→ What you have to do: Find the lines below holding the word "heading" and copy each of them.

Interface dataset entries
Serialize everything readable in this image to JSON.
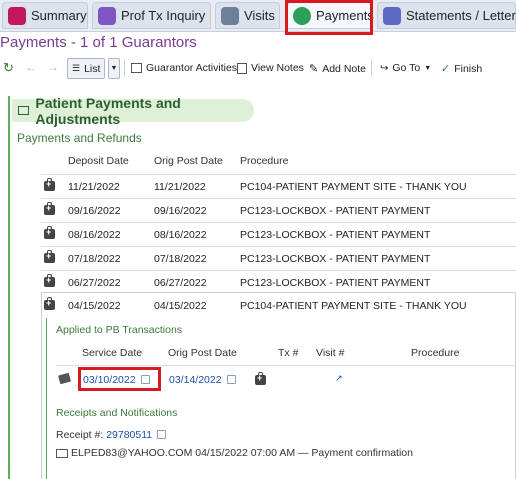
{
  "tabs": [
    {
      "label": "Summary"
    },
    {
      "label": "Prof Tx Inquiry"
    },
    {
      "label": "Visits"
    },
    {
      "label": "Payments"
    },
    {
      "label": "Statements / Letters"
    }
  ],
  "page_title": "Payments - 1 of 1 Guarantors",
  "toolbar": {
    "list": "List",
    "guarantor_activities": "Guarantor Activities",
    "view_notes": "View Notes",
    "add_note": "Add Note",
    "go_to": "Go To",
    "finish": "Finish"
  },
  "section": {
    "title": "Patient Payments and Adjustments",
    "subtitle": "Payments and Refunds"
  },
  "payments_table": {
    "headers": [
      "Deposit Date",
      "Orig Post Date",
      "Procedure"
    ],
    "rows": [
      {
        "deposit": "11/21/2022",
        "orig": "11/21/2022",
        "procedure": "PC104-PATIENT PAYMENT SITE - THANK YOU"
      },
      {
        "deposit": "09/16/2022",
        "orig": "09/16/2022",
        "procedure": "PC123-LOCKBOX - PATIENT PAYMENT"
      },
      {
        "deposit": "08/16/2022",
        "orig": "08/16/2022",
        "procedure": "PC123-LOCKBOX - PATIENT PAYMENT"
      },
      {
        "deposit": "07/18/2022",
        "orig": "07/18/2022",
        "procedure": "PC123-LOCKBOX - PATIENT PAYMENT"
      },
      {
        "deposit": "06/27/2022",
        "orig": "06/27/2022",
        "procedure": "PC123-LOCKBOX - PATIENT PAYMENT"
      },
      {
        "deposit": "04/15/2022",
        "orig": "04/15/2022",
        "procedure": "PC104-PATIENT PAYMENT SITE - THANK YOU"
      }
    ]
  },
  "applied": {
    "heading": "Applied to PB Transactions",
    "headers": [
      "Service Date",
      "Orig Post Date",
      "Tx #",
      "Visit #",
      "Procedure"
    ],
    "row": {
      "service_date": "03/10/2022",
      "orig_post_date": "03/14/2022"
    }
  },
  "receipts": {
    "heading": "Receipts and Notifications",
    "receipt_label": "Receipt #:",
    "receipt_number": "29780511",
    "notification": "ELPED83@YAHOO.COM 04/15/2022 07:00 AM — Payment confirmation"
  },
  "colors": {
    "highlight": "#d71920",
    "accent_green": "#5bb05b",
    "title_purple": "#7a3b8f",
    "link_blue": "#1f4fa8"
  }
}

→ Task solution:
    "heading": "Applied to PB Transactions",
    "heading": "Receipts and Notifications",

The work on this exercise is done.